Evaluating a Funder Collaborative: TAI’s Motivation to Undertake an External Evaluation
Print Page

This is the first of two blogs that discusses what motivated TAI to commission an external evaluation and insights from the process. Part two of this series will discuss TAI’s main evaluation insights and what the collaborative is doing to act on those learnings. You can read a summary of the main evaluation findings and learnings in TAI’s evaluation brief.

How do you measure donor collaboration? What value does a funder collaborative yield for members? These are the sorts of questions that we always have at the back of our minds at Transparency and Accountability Initiative (TAI). We imagine other donor groups do, too. Having just completed an evaluation we feel we are better positioned to offer some answers.

Why Did We Evaluate?

This was not a funder-required evaluation – so why in the world would TAI decide to evaluate?

Regular evaluation is good practice for a healthy learning organization. As a funder collaborative, evaluative learning is crucial. Our work hinges on providing value for diverse members and inspiring continuous member engagement to drive the collective’s work forward. As we crossed the mid-point line of our previous strategy, TAI sensed questions emerging about our current and future work.

TAI planned this evaluation as an opportunity to systematically assess strategic progress and performance to date beyond our regular data collection. We benefitted greatly from the expertise and external perspectives of Julie Slay, Allison Shean, and Abby Degenhart of Arabella Advisors, who designed and led this evaluation with us.

How Did We Position the Evaluation to Maximize Learning?

Though not a funder-mandated evaluation, the success of this effort required funder engagement. We started with decision-informing questions and drew on timing and participatory processes to maximize learning with TAI’s funder members.

Design driven by purpose. TAI started the evaluation planning process by defining potential purposes and decisions that the evaluation might serve to inform. For example, we wanted to assess our implementation of TAI’s 2016-2019 strategy to inform changes to the theory of change and we wanted to explore progress against our strategic outcomes to inform assumptions about our sphere of influence. This helped us to surface Secretariat and member interests and needs. And it informed the evaluation scope by matching the type of evidence we expected to generate with appropriate questions.
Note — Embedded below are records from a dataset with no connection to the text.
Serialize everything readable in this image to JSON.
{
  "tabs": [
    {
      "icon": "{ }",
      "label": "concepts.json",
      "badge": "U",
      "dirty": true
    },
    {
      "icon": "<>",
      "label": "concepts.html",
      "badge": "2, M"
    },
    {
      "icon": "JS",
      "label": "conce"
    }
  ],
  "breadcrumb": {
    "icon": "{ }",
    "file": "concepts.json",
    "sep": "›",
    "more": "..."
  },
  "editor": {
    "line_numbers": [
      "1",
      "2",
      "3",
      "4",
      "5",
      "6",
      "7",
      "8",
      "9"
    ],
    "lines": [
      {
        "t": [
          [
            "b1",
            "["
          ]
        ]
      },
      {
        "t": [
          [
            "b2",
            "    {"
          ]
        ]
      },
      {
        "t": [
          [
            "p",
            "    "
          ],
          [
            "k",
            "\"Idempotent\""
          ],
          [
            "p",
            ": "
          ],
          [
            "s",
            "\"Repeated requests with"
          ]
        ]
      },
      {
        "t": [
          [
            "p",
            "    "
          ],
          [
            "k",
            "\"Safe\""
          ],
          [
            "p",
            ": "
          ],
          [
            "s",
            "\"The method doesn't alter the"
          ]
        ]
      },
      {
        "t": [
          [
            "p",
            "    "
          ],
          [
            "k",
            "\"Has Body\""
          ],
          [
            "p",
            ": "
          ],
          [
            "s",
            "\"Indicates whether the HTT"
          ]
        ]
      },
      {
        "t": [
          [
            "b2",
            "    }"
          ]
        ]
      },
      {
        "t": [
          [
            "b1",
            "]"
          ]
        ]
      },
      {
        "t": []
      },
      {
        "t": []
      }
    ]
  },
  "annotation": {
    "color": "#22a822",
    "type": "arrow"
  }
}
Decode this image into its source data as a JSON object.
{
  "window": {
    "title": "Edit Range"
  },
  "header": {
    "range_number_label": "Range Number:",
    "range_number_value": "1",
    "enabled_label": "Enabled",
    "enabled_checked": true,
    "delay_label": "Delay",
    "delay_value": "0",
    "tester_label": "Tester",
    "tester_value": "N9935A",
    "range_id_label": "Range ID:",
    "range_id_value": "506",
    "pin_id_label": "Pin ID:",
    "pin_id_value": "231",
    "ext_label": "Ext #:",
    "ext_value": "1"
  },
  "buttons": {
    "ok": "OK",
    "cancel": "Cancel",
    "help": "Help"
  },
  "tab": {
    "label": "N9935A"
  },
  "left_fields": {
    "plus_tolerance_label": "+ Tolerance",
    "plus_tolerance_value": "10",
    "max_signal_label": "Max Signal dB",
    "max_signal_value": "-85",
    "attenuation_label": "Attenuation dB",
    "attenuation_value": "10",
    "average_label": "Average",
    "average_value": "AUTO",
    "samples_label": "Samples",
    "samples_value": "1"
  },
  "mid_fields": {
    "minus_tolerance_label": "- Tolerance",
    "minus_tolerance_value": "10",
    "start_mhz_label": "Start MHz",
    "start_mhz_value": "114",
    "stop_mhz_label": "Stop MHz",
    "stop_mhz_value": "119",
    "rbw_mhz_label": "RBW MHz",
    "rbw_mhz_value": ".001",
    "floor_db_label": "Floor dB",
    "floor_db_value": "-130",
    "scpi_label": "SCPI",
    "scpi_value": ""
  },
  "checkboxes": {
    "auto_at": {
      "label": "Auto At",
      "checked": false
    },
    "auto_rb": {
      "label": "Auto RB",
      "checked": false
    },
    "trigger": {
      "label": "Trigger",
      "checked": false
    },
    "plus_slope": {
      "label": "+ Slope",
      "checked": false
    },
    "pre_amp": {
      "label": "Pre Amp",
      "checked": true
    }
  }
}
Timing serves decisions. Timing is a key factor in designing a useful evaluation and producing usable findings. TAI positioned the evaluation to precede and inform our strategy planning process. This is truly a balancing act as there are many factors driving when and how evaluative and strategic processes unfold. Shared member commitment to funding and using evidence helped us to walk this tightrope of timing between evaluation and strategy. If a sequential evaluation-to-strategy approach is not right for your context, design a timeline that is workable for the purposes and decision points you prioritize.
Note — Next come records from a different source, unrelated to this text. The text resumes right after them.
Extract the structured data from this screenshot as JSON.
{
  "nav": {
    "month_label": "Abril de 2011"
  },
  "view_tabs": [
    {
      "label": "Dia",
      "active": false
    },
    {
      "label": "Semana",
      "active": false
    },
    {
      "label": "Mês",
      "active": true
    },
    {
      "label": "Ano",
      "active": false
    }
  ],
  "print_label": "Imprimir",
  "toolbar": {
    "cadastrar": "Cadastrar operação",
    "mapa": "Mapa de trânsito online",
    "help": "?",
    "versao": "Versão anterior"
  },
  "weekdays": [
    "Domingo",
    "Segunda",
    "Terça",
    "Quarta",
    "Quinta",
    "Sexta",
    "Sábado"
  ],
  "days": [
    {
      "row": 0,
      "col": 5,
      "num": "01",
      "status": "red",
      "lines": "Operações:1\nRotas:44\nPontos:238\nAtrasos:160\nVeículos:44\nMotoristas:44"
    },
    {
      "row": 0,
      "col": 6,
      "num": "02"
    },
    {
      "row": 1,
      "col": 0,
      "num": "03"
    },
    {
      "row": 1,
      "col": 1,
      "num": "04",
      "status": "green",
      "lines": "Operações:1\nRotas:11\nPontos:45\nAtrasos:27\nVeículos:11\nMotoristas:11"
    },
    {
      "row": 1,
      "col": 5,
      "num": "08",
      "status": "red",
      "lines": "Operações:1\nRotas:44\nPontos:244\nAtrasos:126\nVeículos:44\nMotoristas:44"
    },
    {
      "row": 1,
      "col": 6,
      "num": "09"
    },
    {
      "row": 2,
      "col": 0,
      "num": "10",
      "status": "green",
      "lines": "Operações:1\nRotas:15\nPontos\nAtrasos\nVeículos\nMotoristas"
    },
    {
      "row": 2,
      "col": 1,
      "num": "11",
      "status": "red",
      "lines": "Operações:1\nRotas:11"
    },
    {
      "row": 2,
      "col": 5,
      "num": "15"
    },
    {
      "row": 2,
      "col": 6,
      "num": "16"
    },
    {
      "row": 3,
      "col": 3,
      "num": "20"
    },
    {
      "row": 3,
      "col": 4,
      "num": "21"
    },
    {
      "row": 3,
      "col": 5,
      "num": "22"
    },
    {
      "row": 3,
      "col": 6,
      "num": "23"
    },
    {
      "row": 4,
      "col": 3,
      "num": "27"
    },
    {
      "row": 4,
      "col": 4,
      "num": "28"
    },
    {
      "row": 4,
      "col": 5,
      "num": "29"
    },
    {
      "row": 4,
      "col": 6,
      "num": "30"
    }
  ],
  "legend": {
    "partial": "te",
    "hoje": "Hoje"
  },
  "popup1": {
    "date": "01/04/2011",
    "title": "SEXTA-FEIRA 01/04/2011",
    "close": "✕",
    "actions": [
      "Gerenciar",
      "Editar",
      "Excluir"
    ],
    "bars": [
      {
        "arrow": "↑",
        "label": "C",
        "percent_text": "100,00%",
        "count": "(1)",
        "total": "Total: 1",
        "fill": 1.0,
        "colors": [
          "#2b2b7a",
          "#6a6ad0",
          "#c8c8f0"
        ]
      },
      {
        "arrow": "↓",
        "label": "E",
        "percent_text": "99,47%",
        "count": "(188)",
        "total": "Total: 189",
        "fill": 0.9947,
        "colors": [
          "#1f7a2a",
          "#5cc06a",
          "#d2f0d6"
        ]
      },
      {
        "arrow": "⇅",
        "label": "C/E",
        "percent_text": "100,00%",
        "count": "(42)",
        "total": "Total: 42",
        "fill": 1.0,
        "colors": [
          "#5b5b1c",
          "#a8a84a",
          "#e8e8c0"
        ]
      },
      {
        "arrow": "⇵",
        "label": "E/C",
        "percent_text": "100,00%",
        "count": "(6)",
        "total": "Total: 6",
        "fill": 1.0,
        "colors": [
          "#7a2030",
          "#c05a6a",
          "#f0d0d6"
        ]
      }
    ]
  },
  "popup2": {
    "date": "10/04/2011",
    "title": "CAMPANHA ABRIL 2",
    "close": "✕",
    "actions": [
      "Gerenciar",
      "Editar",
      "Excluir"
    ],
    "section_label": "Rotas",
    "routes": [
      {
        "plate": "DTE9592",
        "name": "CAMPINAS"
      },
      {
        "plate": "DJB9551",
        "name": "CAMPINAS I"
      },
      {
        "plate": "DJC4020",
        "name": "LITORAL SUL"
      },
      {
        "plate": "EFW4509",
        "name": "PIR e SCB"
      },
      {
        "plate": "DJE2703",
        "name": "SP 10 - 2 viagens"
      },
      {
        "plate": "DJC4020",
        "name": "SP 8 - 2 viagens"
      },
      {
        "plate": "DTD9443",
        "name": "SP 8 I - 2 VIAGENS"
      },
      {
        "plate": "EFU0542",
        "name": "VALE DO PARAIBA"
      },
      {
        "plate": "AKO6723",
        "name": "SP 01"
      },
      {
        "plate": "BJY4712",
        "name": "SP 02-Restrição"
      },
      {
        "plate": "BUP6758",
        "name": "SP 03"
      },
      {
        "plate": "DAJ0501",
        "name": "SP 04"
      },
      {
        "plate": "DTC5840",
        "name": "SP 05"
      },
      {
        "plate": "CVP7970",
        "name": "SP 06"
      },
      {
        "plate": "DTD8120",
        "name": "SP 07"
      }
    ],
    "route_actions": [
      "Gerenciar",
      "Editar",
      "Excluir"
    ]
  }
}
Use starts well before the final report. In partnership with Arabella Advisors and strategy consultant Chris Michael, TAI designed and delivered several participatory touchpoints for member engagement. This included virtual and in-person moments with members to inform evaluation questions, raise awareness about the evaluation, and interpret findings. But these sessions also pushed us to roll up our sleeves and sense make the evaluation evidence against our experience and other evidence about funder collaboratives. We dug into uncomfortable areas of ambiguity and some divergent data points. TAI continued to apply evaluation insights and other evidence into our strategy process.

What Did We Learn from This Process?
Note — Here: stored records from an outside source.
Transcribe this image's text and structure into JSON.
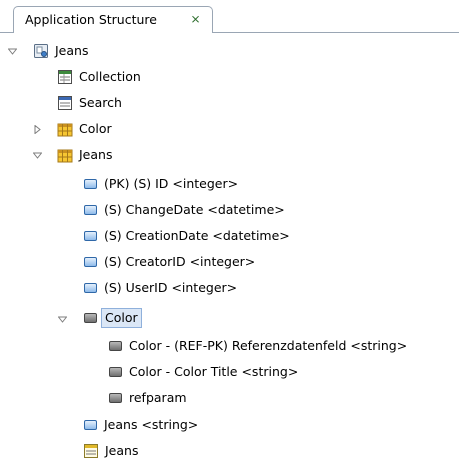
{
  "tab": {
    "title": "Application Structure"
  },
  "tree": {
    "root": "Jeans",
    "collection": "Collection",
    "search": "Search",
    "color_table": "Color",
    "jeans_table": "Jeans",
    "fields": [
      "(PK) (S) ID <integer>",
      "(S) ChangeDate <datetime>",
      "(S) CreationDate <datetime>",
      "(S) CreatorID <integer>",
      "(S) UserID <integer>"
    ],
    "color_group": "Color",
    "color_fields": [
      "Color - (REF-PK) Referenzdatenfeld <string>",
      "Color - Color Title <string>",
      "refparam"
    ],
    "jeans_field": "Jeans <string>",
    "jeans_form": "Jeans"
  }
}
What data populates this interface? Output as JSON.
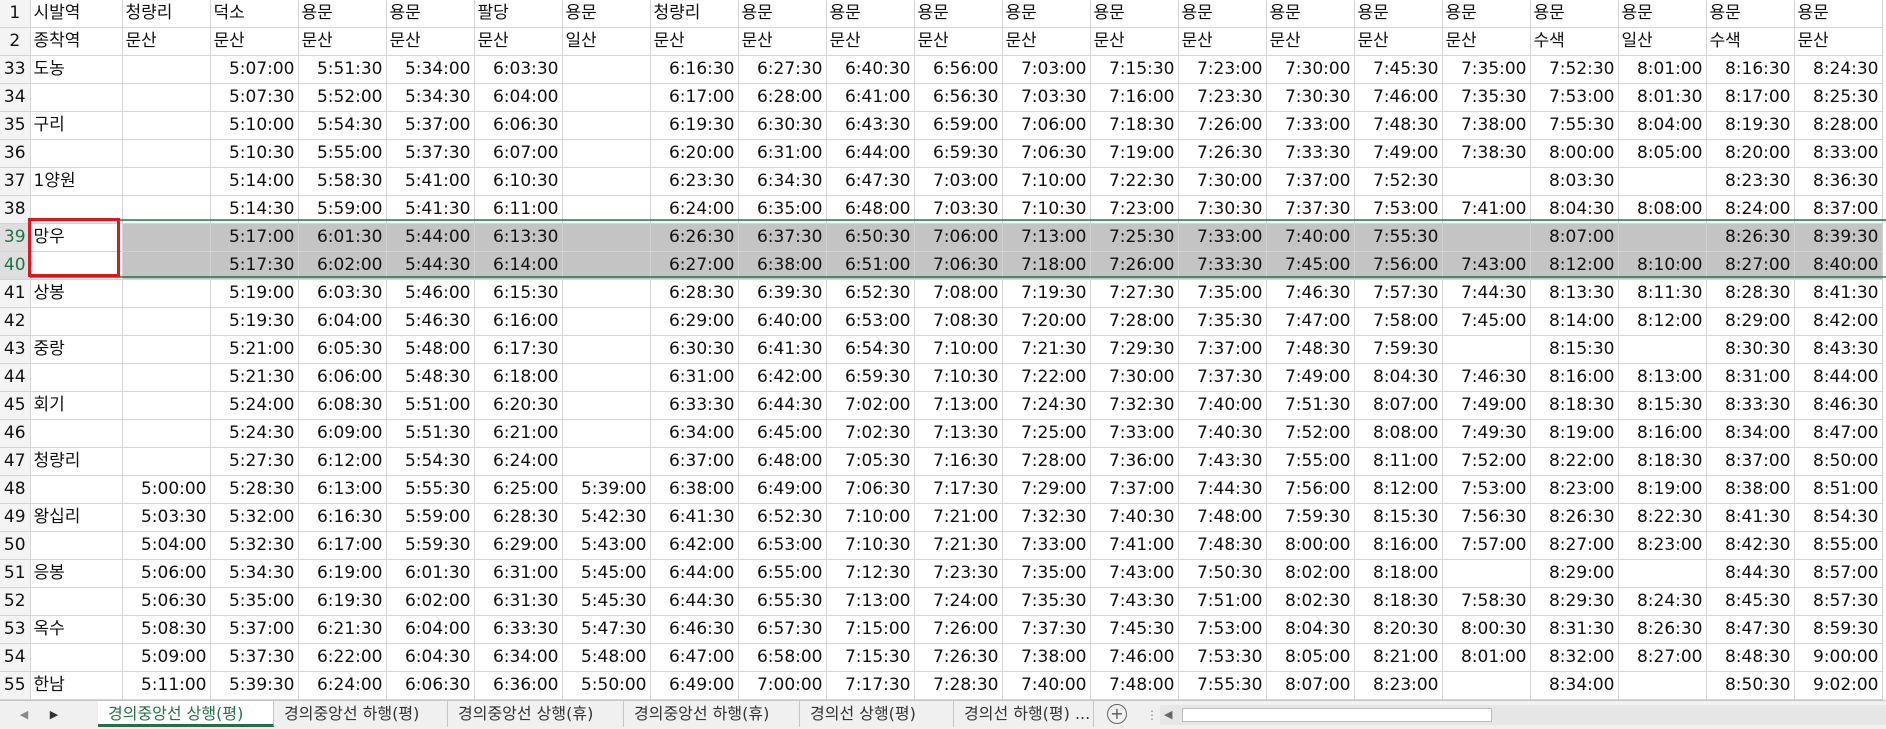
{
  "header_rows": [
    {
      "row": "1",
      "cells": [
        "시발역",
        "청량리",
        "덕소",
        "용문",
        "용문",
        "팔당",
        "용문",
        "청량리",
        "용문",
        "용문",
        "용문",
        "용문",
        "용문",
        "용문",
        "용문",
        "용문",
        "용문",
        "용문",
        "용문",
        "용문",
        "용문",
        "용문"
      ]
    },
    {
      "row": "2",
      "cells": [
        "종착역",
        "문산",
        "문산",
        "문산",
        "문산",
        "문산",
        "일산",
        "문산",
        "문산",
        "문산",
        "문산",
        "문산",
        "문산",
        "문산",
        "문산",
        "문산",
        "문산",
        "수색",
        "일산",
        "수색",
        "문산",
        "문산"
      ]
    }
  ],
  "rows": [
    {
      "row": "33",
      "cells": [
        "도농",
        "",
        "5:07:00",
        "5:51:30",
        "5:34:00",
        "6:03:30",
        "",
        "6:16:30",
        "6:27:30",
        "6:40:30",
        "6:56:00",
        "7:03:00",
        "7:15:30",
        "7:23:00",
        "7:30:00",
        "7:45:30",
        "7:35:00",
        "7:52:30",
        "8:01:00",
        "8:16:30",
        "8:24:30"
      ]
    },
    {
      "row": "34",
      "cells": [
        "",
        "",
        "5:07:30",
        "5:52:00",
        "5:34:30",
        "6:04:00",
        "",
        "6:17:00",
        "6:28:00",
        "6:41:00",
        "6:56:30",
        "7:03:30",
        "7:16:00",
        "7:23:30",
        "7:30:30",
        "7:46:00",
        "7:35:30",
        "7:53:00",
        "8:01:30",
        "8:17:00",
        "8:25:30"
      ]
    },
    {
      "row": "35",
      "cells": [
        "구리",
        "",
        "5:10:00",
        "5:54:30",
        "5:37:00",
        "6:06:30",
        "",
        "6:19:30",
        "6:30:30",
        "6:43:30",
        "6:59:00",
        "7:06:00",
        "7:18:30",
        "7:26:00",
        "7:33:00",
        "7:48:30",
        "7:38:00",
        "7:55:30",
        "8:04:00",
        "8:19:30",
        "8:28:00"
      ]
    },
    {
      "row": "36",
      "cells": [
        "",
        "",
        "5:10:30",
        "5:55:00",
        "5:37:30",
        "6:07:00",
        "",
        "6:20:00",
        "6:31:00",
        "6:44:00",
        "6:59:30",
        "7:06:30",
        "7:19:00",
        "7:26:30",
        "7:33:30",
        "7:49:00",
        "7:38:30",
        "8:00:00",
        "8:05:00",
        "8:20:00",
        "8:33:00"
      ]
    },
    {
      "row": "37",
      "cells": [
        "1양원",
        "",
        "5:14:00",
        "5:58:30",
        "5:41:00",
        "6:10:30",
        "",
        "6:23:30",
        "6:34:30",
        "6:47:30",
        "7:03:00",
        "7:10:00",
        "7:22:30",
        "7:30:00",
        "7:37:00",
        "7:52:30",
        "",
        "8:03:30",
        "",
        "8:23:30",
        "8:36:30"
      ]
    },
    {
      "row": "38",
      "cells": [
        "",
        "",
        "5:14:30",
        "5:59:00",
        "5:41:30",
        "6:11:00",
        "",
        "6:24:00",
        "6:35:00",
        "6:48:00",
        "7:03:30",
        "7:10:30",
        "7:23:00",
        "7:30:30",
        "7:37:30",
        "7:53:00",
        "7:41:00",
        "8:04:30",
        "8:08:00",
        "8:24:00",
        "8:37:00"
      ]
    },
    {
      "row": "39",
      "sel": true,
      "cells": [
        "망우",
        "",
        "5:17:00",
        "6:01:30",
        "5:44:00",
        "6:13:30",
        "",
        "6:26:30",
        "6:37:30",
        "6:50:30",
        "7:06:00",
        "7:13:00",
        "7:25:30",
        "7:33:00",
        "7:40:00",
        "7:55:30",
        "",
        "8:07:00",
        "",
        "8:26:30",
        "8:39:30"
      ]
    },
    {
      "row": "40",
      "sel": true,
      "cells": [
        "",
        "",
        "5:17:30",
        "6:02:00",
        "5:44:30",
        "6:14:00",
        "",
        "6:27:00",
        "6:38:00",
        "6:51:00",
        "7:06:30",
        "7:18:00",
        "7:26:00",
        "7:33:30",
        "7:45:00",
        "7:56:00",
        "7:43:00",
        "8:12:00",
        "8:10:00",
        "8:27:00",
        "8:40:00"
      ]
    },
    {
      "row": "41",
      "cells": [
        "상봉",
        "",
        "5:19:00",
        "6:03:30",
        "5:46:00",
        "6:15:30",
        "",
        "6:28:30",
        "6:39:30",
        "6:52:30",
        "7:08:00",
        "7:19:30",
        "7:27:30",
        "7:35:00",
        "7:46:30",
        "7:57:30",
        "7:44:30",
        "8:13:30",
        "8:11:30",
        "8:28:30",
        "8:41:30"
      ]
    },
    {
      "row": "42",
      "cells": [
        "",
        "",
        "5:19:30",
        "6:04:00",
        "5:46:30",
        "6:16:00",
        "",
        "6:29:00",
        "6:40:00",
        "6:53:00",
        "7:08:30",
        "7:20:00",
        "7:28:00",
        "7:35:30",
        "7:47:00",
        "7:58:00",
        "7:45:00",
        "8:14:00",
        "8:12:00",
        "8:29:00",
        "8:42:00"
      ]
    },
    {
      "row": "43",
      "cells": [
        "중랑",
        "",
        "5:21:00",
        "6:05:30",
        "5:48:00",
        "6:17:30",
        "",
        "6:30:30",
        "6:41:30",
        "6:54:30",
        "7:10:00",
        "7:21:30",
        "7:29:30",
        "7:37:00",
        "7:48:30",
        "7:59:30",
        "",
        "8:15:30",
        "",
        "8:30:30",
        "8:43:30"
      ]
    },
    {
      "row": "44",
      "cells": [
        "",
        "",
        "5:21:30",
        "6:06:00",
        "5:48:30",
        "6:18:00",
        "",
        "6:31:00",
        "6:42:00",
        "6:59:30",
        "7:10:30",
        "7:22:00",
        "7:30:00",
        "7:37:30",
        "7:49:00",
        "8:04:30",
        "7:46:30",
        "8:16:00",
        "8:13:00",
        "8:31:00",
        "8:44:00"
      ]
    },
    {
      "row": "45",
      "cells": [
        "회기",
        "",
        "5:24:00",
        "6:08:30",
        "5:51:00",
        "6:20:30",
        "",
        "6:33:30",
        "6:44:30",
        "7:02:00",
        "7:13:00",
        "7:24:30",
        "7:32:30",
        "7:40:00",
        "7:51:30",
        "8:07:00",
        "7:49:00",
        "8:18:30",
        "8:15:30",
        "8:33:30",
        "8:46:30"
      ]
    },
    {
      "row": "46",
      "cells": [
        "",
        "",
        "5:24:30",
        "6:09:00",
        "5:51:30",
        "6:21:00",
        "",
        "6:34:00",
        "6:45:00",
        "7:02:30",
        "7:13:30",
        "7:25:00",
        "7:33:00",
        "7:40:30",
        "7:52:00",
        "8:08:00",
        "7:49:30",
        "8:19:00",
        "8:16:00",
        "8:34:00",
        "8:47:00"
      ]
    },
    {
      "row": "47",
      "cells": [
        "청량리",
        "",
        "5:27:30",
        "6:12:00",
        "5:54:30",
        "6:24:00",
        "",
        "6:37:00",
        "6:48:00",
        "7:05:30",
        "7:16:30",
        "7:28:00",
        "7:36:00",
        "7:43:30",
        "7:55:00",
        "8:11:00",
        "7:52:00",
        "8:22:00",
        "8:18:30",
        "8:37:00",
        "8:50:00"
      ]
    },
    {
      "row": "48",
      "cells": [
        "",
        "5:00:00",
        "5:28:30",
        "6:13:00",
        "5:55:30",
        "6:25:00",
        "5:39:00",
        "6:38:00",
        "6:49:00",
        "7:06:30",
        "7:17:30",
        "7:29:00",
        "7:37:00",
        "7:44:30",
        "7:56:00",
        "8:12:00",
        "7:53:00",
        "8:23:00",
        "8:19:00",
        "8:38:00",
        "8:51:00"
      ]
    },
    {
      "row": "49",
      "cells": [
        "왕십리",
        "5:03:30",
        "5:32:00",
        "6:16:30",
        "5:59:00",
        "6:28:30",
        "5:42:30",
        "6:41:30",
        "6:52:30",
        "7:10:00",
        "7:21:00",
        "7:32:30",
        "7:40:30",
        "7:48:00",
        "7:59:30",
        "8:15:30",
        "7:56:30",
        "8:26:30",
        "8:22:30",
        "8:41:30",
        "8:54:30"
      ]
    },
    {
      "row": "50",
      "cells": [
        "",
        "5:04:00",
        "5:32:30",
        "6:17:00",
        "5:59:30",
        "6:29:00",
        "5:43:00",
        "6:42:00",
        "6:53:00",
        "7:10:30",
        "7:21:30",
        "7:33:00",
        "7:41:00",
        "7:48:30",
        "8:00:00",
        "8:16:00",
        "7:57:00",
        "8:27:00",
        "8:23:00",
        "8:42:30",
        "8:55:00"
      ]
    },
    {
      "row": "51",
      "cells": [
        "응봉",
        "5:06:00",
        "5:34:30",
        "6:19:00",
        "6:01:30",
        "6:31:00",
        "5:45:00",
        "6:44:00",
        "6:55:00",
        "7:12:30",
        "7:23:30",
        "7:35:00",
        "7:43:00",
        "7:50:30",
        "8:02:00",
        "8:18:00",
        "",
        "8:29:00",
        "",
        "8:44:30",
        "8:57:00"
      ]
    },
    {
      "row": "52",
      "cells": [
        "",
        "5:06:30",
        "5:35:00",
        "6:19:30",
        "6:02:00",
        "6:31:30",
        "5:45:30",
        "6:44:30",
        "6:55:30",
        "7:13:00",
        "7:24:00",
        "7:35:30",
        "7:43:30",
        "7:51:00",
        "8:02:30",
        "8:18:30",
        "7:58:30",
        "8:29:30",
        "8:24:30",
        "8:45:30",
        "8:57:30"
      ]
    },
    {
      "row": "53",
      "cells": [
        "옥수",
        "5:08:30",
        "5:37:00",
        "6:21:30",
        "6:04:00",
        "6:33:30",
        "5:47:30",
        "6:46:30",
        "6:57:30",
        "7:15:00",
        "7:26:00",
        "7:37:30",
        "7:45:30",
        "7:53:00",
        "8:04:30",
        "8:20:30",
        "8:00:30",
        "8:31:30",
        "8:26:30",
        "8:47:30",
        "8:59:30"
      ]
    },
    {
      "row": "54",
      "cells": [
        "",
        "5:09:00",
        "5:37:30",
        "6:22:00",
        "6:04:30",
        "6:34:00",
        "5:48:00",
        "6:47:00",
        "6:58:00",
        "7:15:30",
        "7:26:30",
        "7:38:00",
        "7:46:00",
        "7:53:30",
        "8:05:00",
        "8:21:00",
        "8:01:00",
        "8:32:00",
        "8:27:00",
        "8:48:30",
        "9:00:00"
      ]
    },
    {
      "row": "55",
      "cells": [
        "한남",
        "5:11:00",
        "5:39:30",
        "6:24:00",
        "6:06:30",
        "6:36:00",
        "5:50:00",
        "6:49:00",
        "7:00:00",
        "7:17:30",
        "7:28:30",
        "7:40:00",
        "7:48:00",
        "7:55:30",
        "8:07:00",
        "8:23:00",
        "",
        "8:34:00",
        "",
        "8:50:30",
        "9:02:00"
      ]
    }
  ],
  "tabs": [
    "경의중앙선 상행(평)",
    "경의중앙선 하행(평)",
    "경의중앙선 상행(휴)",
    "경의중앙선 하행(휴)",
    "경의선 상행(평)",
    "경의선 하행(평) ..."
  ],
  "nav": {
    "prev_icon": "triangle-left-icon",
    "next_icon": "triangle-right-icon",
    "add": "+",
    "separator": "⋮"
  },
  "colors": {
    "selection_border": "#e3141c",
    "selected_fill": "#c4c4c4",
    "active_tab": "#217346"
  }
}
Working with external evaluation and strategy partners was an incredible advantage as we explored several topics that would have been difficult to assess without an external perspective (i.e., effectiveness of the Secretariat staff, or relevance of current membership).

In practice, aligning evaluation and strategy efforts required continuous attention and realignment, which resulted in a bit more effort than we anticipated. We are appreciative of the can-do spirit not only of our funder members but especially the evaluation and strategy partners that supported us. In the future, starting the design efforts for both processes together may have helped us anticipate these needs.

We were pleased to learn of our challenges and successes through this evaluation, including the different ways TAI offers value to its members. We have also found great value in our investment in this evaluation to inform TAI’s work ahead.